App and web page records
*** Begin section ***
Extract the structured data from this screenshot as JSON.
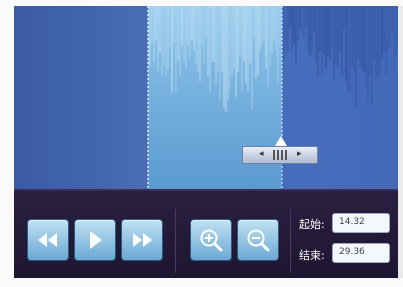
{
  "selection": {
    "start_label": "起始:",
    "start_value": "14.32",
    "end_label": "结束:",
    "end_value": "29.36"
  },
  "icons": {
    "rewind": "rewind-icon",
    "play": "play-icon",
    "fast_forward": "fast-forward-icon",
    "zoom_in": "zoom-in-icon",
    "zoom_out": "zoom-out-icon",
    "handle": "drag-handle-icon"
  },
  "colors": {
    "waveform_dark": "#2f4f9b",
    "waveform_selected": "#8fc3e8",
    "background_left": "#3d5da6",
    "background_selected": "#6fa7d8",
    "controls_bg": "#251b38",
    "button_face": "#9fcbe8"
  }
}
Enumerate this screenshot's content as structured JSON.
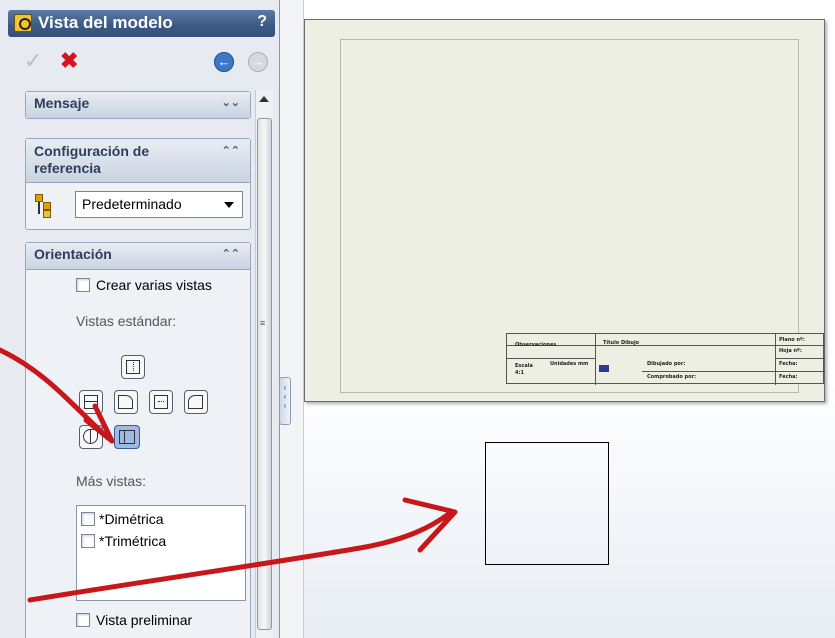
{
  "panel": {
    "title": "Vista del modelo",
    "help": "?",
    "accent": "#3d5b86"
  },
  "toolbar": {
    "ok_glyph": "✓",
    "cancel_glyph": "✖",
    "back_glyph": "←",
    "forward_glyph": "→"
  },
  "groups": {
    "message": {
      "title": "Mensaje"
    },
    "reference_config": {
      "title": "Configuración de referencia",
      "selected_value": "Predeterminado"
    },
    "orientation": {
      "title": "Orientación",
      "create_multiple_label": "Crear varias vistas",
      "create_multiple_checked": false,
      "standard_views_label": "Vistas estándar:",
      "standard_view_buttons": [
        "top-view-icon",
        "front-view-icon",
        "left-view-icon",
        "back-view-icon",
        "right-view-icon",
        "isometric-view-icon",
        "bottom-view-icon"
      ],
      "selected_view": "bottom-view-icon",
      "more_views_label": "Más vistas:",
      "more_views": [
        {
          "label": "*Dimétrica",
          "checked": false
        },
        {
          "label": "*Trimétrica",
          "checked": false
        }
      ],
      "preview_label": "Vista preliminar",
      "preview_checked": false
    }
  },
  "titleblock": {
    "observaciones": "Observaciones",
    "titulo": "Título Dibujo",
    "plano": "Plano nº:",
    "hoja": "Hoja nº:",
    "escala_label": "Escala",
    "escala_value": "4:1",
    "unidades_label": "Unidades mm",
    "dibujado": "Dibujado por:",
    "comprobado": "Comprobado por:",
    "fecha1": "Fecha:",
    "fecha2": "Fecha:"
  },
  "annotation_color": "#c8171a"
}
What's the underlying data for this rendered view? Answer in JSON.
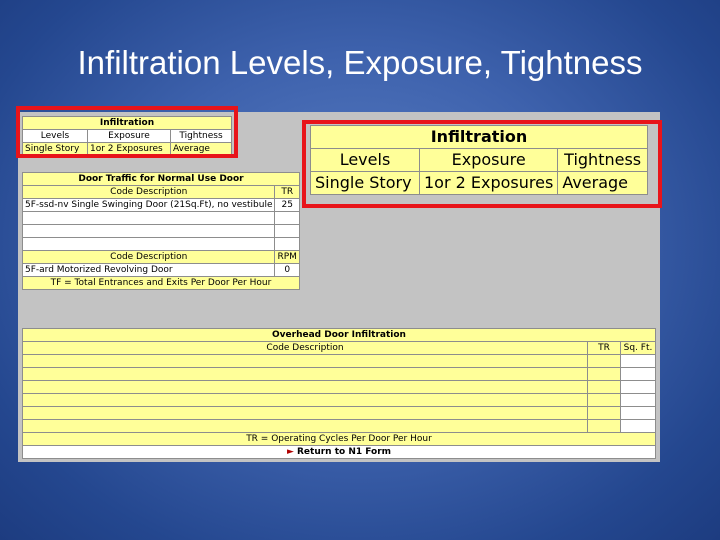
{
  "slide": {
    "title": "Infiltration Levels, Exposure, Tightness"
  },
  "infiltration": {
    "title": "Infiltration",
    "headers": [
      "Levels",
      "Exposure",
      "Tightness"
    ],
    "values": [
      "Single Story",
      "1or 2 Exposures",
      "Average"
    ]
  },
  "infiltration_zoom": {
    "title": "Infiltration",
    "headers": [
      "Levels",
      "Exposure",
      "Tightness"
    ],
    "values": [
      "Single Story",
      "1or 2 Exposures",
      "Average"
    ]
  },
  "door_traffic": {
    "title": "Door Traffic for Normal Use Door",
    "col_code": "Code Description",
    "col_tr": "TR",
    "row1_code": "5F-ssd-nv Single Swinging Door (21Sq.Ft), no vestibule",
    "row1_tr": "25",
    "col_code2": "Code Description",
    "col_rpm": "RPM",
    "row2_code": "5F-ard Motorized Revolving Door",
    "row2_rpm": "0",
    "footnote": "TF = Total Entrances and Exits Per Door Per Hour"
  },
  "overhead": {
    "title": "Overhead Door Infiltration",
    "col_code": "Code Description",
    "col_tr": "TR",
    "col_sqft": "Sq. Ft.",
    "footnote": "TR = Operating Cycles Per Door Per Hour",
    "return_link": "Return to N1 Form",
    "return_arrow": "►"
  }
}
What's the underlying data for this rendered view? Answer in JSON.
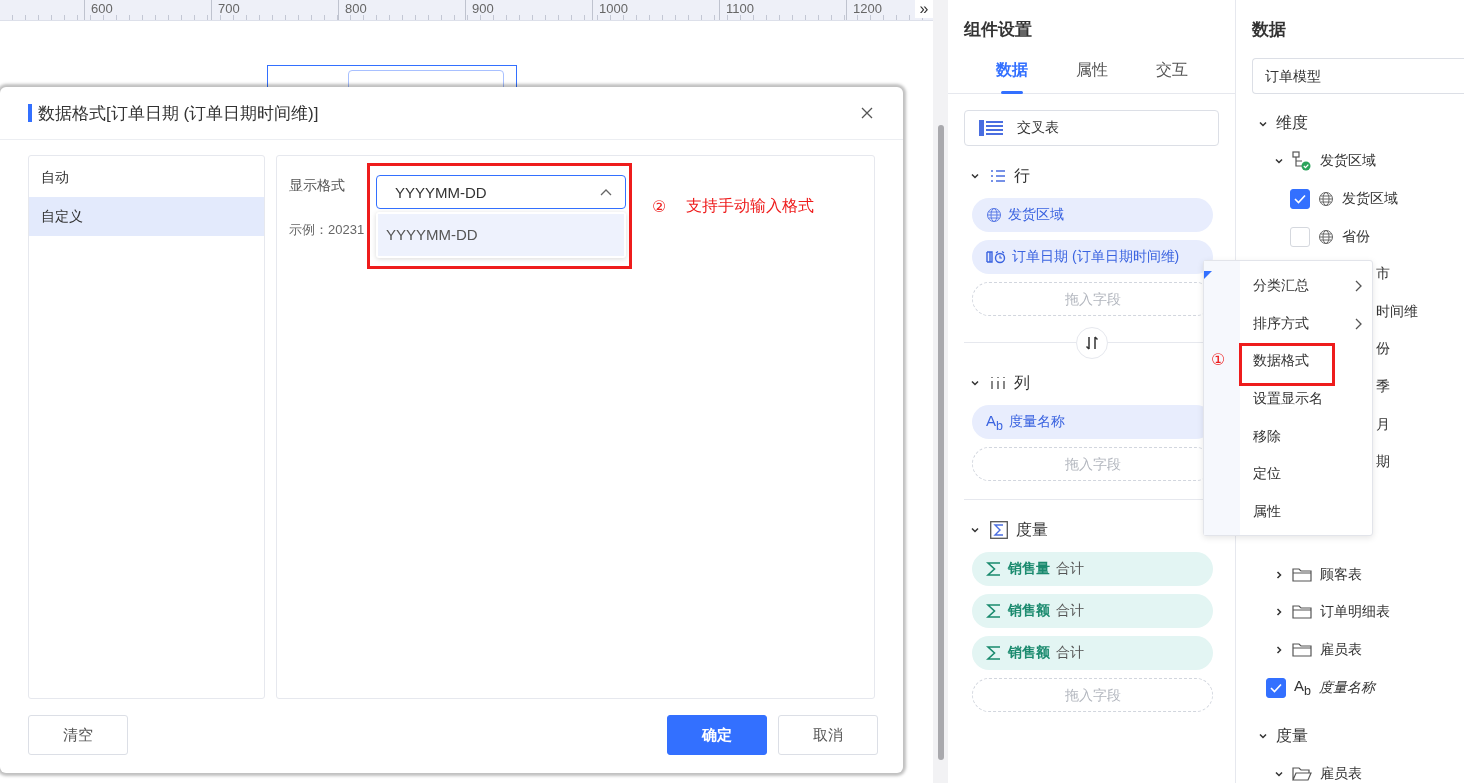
{
  "ruler": [
    "600",
    "700",
    "800",
    "900",
    "1000",
    "1100",
    "1200"
  ],
  "ruler_more": "»",
  "dialog": {
    "title": "数据格式[订单日期 (订单日期时间维)]",
    "format_types": [
      {
        "label": "自动",
        "selected": false
      },
      {
        "label": "自定义",
        "selected": true
      }
    ],
    "format_label": "显示格式",
    "format_value": "YYYYMM-DD",
    "dropdown_open": true,
    "options": [
      {
        "label": "YYYYMM-DD",
        "selected": true
      }
    ],
    "example": "示例：20231",
    "annotation": {
      "marker": "②",
      "text": "支持手动输入格式"
    },
    "buttons": [
      {
        "label": "清空",
        "kind": "default"
      },
      {
        "label": "确定",
        "kind": "primary"
      },
      {
        "label": "取消",
        "kind": "default"
      }
    ]
  },
  "settings": {
    "title": "组件设置",
    "tabs": [
      {
        "label": "数据",
        "selected": true
      },
      {
        "label": "属性",
        "selected": false
      },
      {
        "label": "交互",
        "selected": false
      }
    ],
    "chart_type": "交叉表",
    "sections": [
      {
        "label": "行",
        "kind": "rows",
        "expanded": true,
        "fields": [
          {
            "label": "发货区域",
            "kind": "dimension"
          },
          {
            "label": "订单日期 (订单日期时间维)",
            "kind": "date"
          }
        ],
        "drop": "拖入字段"
      },
      {
        "label": "列",
        "kind": "columns",
        "expanded": true,
        "fields": [
          {
            "label": "度量名称",
            "kind": "measure-name",
            "badge": "A$_{b}$"
          }
        ],
        "drop": "拖入字段"
      },
      {
        "label": "度量",
        "kind": "measures",
        "expanded": true,
        "fields": [
          {
            "label": "销售量",
            "agg": "合计",
            "kind": "measure"
          },
          {
            "label": "销售额",
            "agg": "合计",
            "kind": "measure"
          },
          {
            "label": "销售额",
            "agg": "合计",
            "kind": "measure"
          }
        ],
        "drop": "拖入字段"
      }
    ]
  },
  "context_menu": {
    "marker": "①",
    "items": [
      {
        "label": "分类汇总",
        "submenu": true,
        "highlighted": false
      },
      {
        "label": "排序方式",
        "submenu": true,
        "highlighted": false
      },
      {
        "label": "数据格式",
        "submenu": false,
        "highlighted": true
      },
      {
        "label": "设置显示名",
        "submenu": false,
        "highlighted": false
      },
      {
        "label": "移除",
        "submenu": false,
        "highlighted": false
      },
      {
        "label": "定位",
        "submenu": false,
        "highlighted": false
      },
      {
        "label": "属性",
        "submenu": false,
        "highlighted": false
      }
    ]
  },
  "data_panel": {
    "title": "数据",
    "model": "订单模型",
    "dimensions": {
      "label": "维度",
      "expanded": true,
      "children": [
        {
          "label": "发货区域",
          "kind": "hierarchy",
          "expanded": true,
          "children": [
            {
              "label": "发货区域",
              "kind": "field",
              "checked": true
            },
            {
              "label": "省份",
              "kind": "field",
              "checked": false
            },
            {
              "label": "市",
              "kind": "partial"
            }
          ]
        },
        {
          "label": "时间维",
          "kind": "partial",
          "children": [
            {
              "label": "份",
              "kind": "partial"
            },
            {
              "label": "季",
              "kind": "partial"
            },
            {
              "label": "月",
              "kind": "partial"
            },
            {
              "label": "期",
              "kind": "partial"
            }
          ]
        }
      ],
      "tables": [
        {
          "label": "顾客表",
          "expanded": false
        },
        {
          "label": "订单明细表",
          "expanded": false
        },
        {
          "label": "雇员表",
          "expanded": false
        }
      ],
      "measure_name": {
        "label": "度量名称",
        "badge": "A$_{b}$",
        "checked": true
      }
    },
    "measures": {
      "label": "度量",
      "expanded": true,
      "tables": [
        {
          "label": "雇员表",
          "expanded": true
        }
      ]
    }
  }
}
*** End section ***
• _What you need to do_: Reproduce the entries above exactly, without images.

• _Written reply_:
Extract the structured data from this screenshot as JSON.
{
  "selection": {
    "start_label": "起始:",
    "start_value": "14.32",
    "end_label": "结束:",
    "end_value": "29.36"
  },
  "icons": {
    "rewind": "rewind-icon",
    "play": "play-icon",
    "fast_forward": "fast-forward-icon",
    "zoom_in": "zoom-in-icon",
    "zoom_out": "zoom-out-icon",
    "handle": "drag-handle-icon"
  },
  "colors": {
    "waveform_dark": "#2f4f9b",
    "waveform_selected": "#8fc3e8",
    "background_left": "#3d5da6",
    "background_selected": "#6fa7d8",
    "controls_bg": "#251b38",
    "button_face": "#9fcbe8"
  }
}
Enumerate this screenshot's content as structured JSON.
{
  "panel": {
    "title": "Vista del modelo",
    "help": "?",
    "accent": "#3d5b86"
  },
  "toolbar": {
    "ok_glyph": "✓",
    "cancel_glyph": "✖",
    "back_glyph": "←",
    "forward_glyph": "→"
  },
  "groups": {
    "message": {
      "title": "Mensaje"
    },
    "reference_config": {
      "title": "Configuración de referencia",
      "selected_value": "Predeterminado"
    },
    "orientation": {
      "title": "Orientación",
      "create_multiple_label": "Crear varias vistas",
      "create_multiple_checked": false,
      "standard_views_label": "Vistas estándar:",
      "standard_view_buttons": [
        "top-view-icon",
        "front-view-icon",
        "left-view-icon",
        "back-view-icon",
        "right-view-icon",
        "isometric-view-icon",
        "bottom-view-icon"
      ],
      "selected_view": "bottom-view-icon",
      "more_views_label": "Más vistas:",
      "more_views": [
        {
          "label": "*Dimétrica",
          "checked": false
        },
        {
          "label": "*Trimétrica",
          "checked": false
        }
      ],
      "preview_label": "Vista preliminar",
      "preview_checked": false
    }
  },
  "titleblock": {
    "observaciones": "Observaciones",
    "titulo": "Título Dibujo",
    "plano": "Plano nº:",
    "hoja": "Hoja nº:",
    "escala_label": "Escala",
    "escala_value": "4:1",
    "unidades_label": "Unidades mm",
    "dibujado": "Dibujado por:",
    "comprobado": "Comprobado por:",
    "fecha1": "Fecha:",
    "fecha2": "Fecha:"
  },
  "annotation_color": "#c8171a"
}
What's the underlying data for this rendered view? Answer in JSON.
{
  "slide": {
    "title": "Infiltration Levels, Exposure, Tightness"
  },
  "infiltration": {
    "title": "Infiltration",
    "headers": [
      "Levels",
      "Exposure",
      "Tightness"
    ],
    "values": [
      "Single Story",
      "1or 2 Exposures",
      "Average"
    ]
  },
  "infiltration_zoom": {
    "title": "Infiltration",
    "headers": [
      "Levels",
      "Exposure",
      "Tightness"
    ],
    "values": [
      "Single Story",
      "1or 2 Exposures",
      "Average"
    ]
  },
  "door_traffic": {
    "title": "Door Traffic for Normal Use Door",
    "col_code": "Code Description",
    "col_tr": "TR",
    "row1_code": "5F-ssd-nv Single Swinging Door (21Sq.Ft), no vestibule",
    "row1_tr": "25",
    "col_code2": "Code Description",
    "col_rpm": "RPM",
    "row2_code": "5F-ard Motorized Revolving Door",
    "row2_rpm": "0",
    "footnote": "TF = Total Entrances and Exits Per Door Per Hour"
  },
  "overhead": {
    "title": "Overhead Door Infiltration",
    "col_code": "Code Description",
    "col_tr": "TR",
    "col_sqft": "Sq. Ft.",
    "footnote": "TR = Operating Cycles Per Door Per Hour",
    "return_link": "Return to N1 Form",
    "return_arrow": "►"
  }
}
What's the underlying data for this rendered view? Answer in JSON.
{
  "ruler": [
    "600",
    "700",
    "800",
    "900",
    "1000",
    "1100",
    "1200"
  ],
  "ruler_more": "»",
  "dialog": {
    "title": "数据格式[订单日期 (订单日期时间维)]",
    "format_types": [
      {
        "label": "自动",
        "selected": false
      },
      {
        "label": "自定义",
        "selected": true
      }
    ],
    "format_label": "显示格式",
    "format_value": "YYYYMM-DD",
    "dropdown_open": true,
    "options": [
      {
        "label": "YYYYMM-DD",
        "selected": true
      }
    ],
    "example": "示例：20231",
    "annotation": {
      "marker": "②",
      "text": "支持手动输入格式"
    },
    "buttons": [
      {
        "label": "清空",
        "kind": "default"
      },
      {
        "label": "确定",
        "kind": "primary"
      },
      {
        "label": "取消",
        "kind": "default"
      }
    ]
  },
  "settings": {
    "title": "组件设置",
    "tabs": [
      {
        "label": "数据",
        "selected": true
      },
      {
        "label": "属性",
        "selected": false
      },
      {
        "label": "交互",
        "selected": false
      }
    ],
    "chart_type": "交叉表",
    "sections": [
      {
        "label": "行",
        "kind": "rows",
        "expanded": true,
        "fields": [
          {
            "label": "发货区域",
            "kind": "dimension"
          },
          {
            "label": "订单日期 (订单日期时间维)",
            "kind": "date"
          }
        ],
        "drop": "拖入字段"
      },
      {
        "label": "列",
        "kind": "columns",
        "expanded": true,
        "fields": [
          {
            "label": "度量名称",
            "kind": "measure-name",
            "badge": "A$_{b}$"
          }
        ],
        "drop": "拖入字段"
      },
      {
        "label": "度量",
        "kind": "measures",
        "expanded": true,
        "fields": [
          {
            "label": "销售量",
            "agg": "合计",
            "kind": "measure"
          },
          {
            "label": "销售额",
            "agg": "合计",
            "kind": "measure"
          },
          {
            "label": "销售额",
            "agg": "合计",
            "kind": "measure"
          }
        ],
        "drop": "拖入字段"
      }
    ]
  },
  "context_menu": {
    "marker": "①",
    "items": [
      {
        "label": "分类汇总",
        "submenu": true,
        "highlighted": false
      },
      {
        "label": "排序方式",
        "submenu": true,
        "highlighted": false
      },
      {
        "label": "数据格式",
        "submenu": false,
        "highlighted": true
      },
      {
        "label": "设置显示名",
        "submenu": false,
        "highlighted": false
      },
      {
        "label": "移除",
        "submenu": false,
        "highlighted": false
      },
      {
        "label": "定位",
        "submenu": false,
        "highlighted": false
      },
      {
        "label": "属性",
        "submenu": false,
        "highlighted": false
      }
    ]
  },
  "data_panel": {
    "title": "数据",
    "model": "订单模型",
    "dimensions": {
      "label": "维度",
      "expanded": true,
      "children": [
        {
          "label": "发货区域",
          "kind": "hierarchy",
          "expanded": true,
          "children": [
            {
              "label": "发货区域",
              "kind": "field",
              "checked": true
            },
            {
              "label": "省份",
              "kind": "field",
              "checked": false
            },
            {
              "label": "市",
              "kind": "partial"
            }
          ]
        },
        {
          "label": "时间维",
          "kind": "partial",
          "children": [
            {
              "label": "份",
              "kind": "partial"
            },
            {
              "label": "季",
              "kind": "partial"
            },
            {
              "label": "月",
              "kind": "partial"
            },
            {
              "label": "期",
              "kind": "partial"
            }
          ]
        }
      ],
      "tables": [
        {
          "label": "顾客表",
          "expanded": false
        },
        {
          "label": "订单明细表",
          "expanded": false
        },
        {
          "label": "雇员表",
          "expanded": false
        }
      ],
      "measure_name": {
        "label": "度量名称",
        "badge": "A$_{b}$",
        "checked": true
      }
    },
    "measures": {
      "label": "度量",
      "expanded": true,
      "tables": [
        {
          "label": "雇员表",
          "expanded": true
        }
      ]
    }
  }
}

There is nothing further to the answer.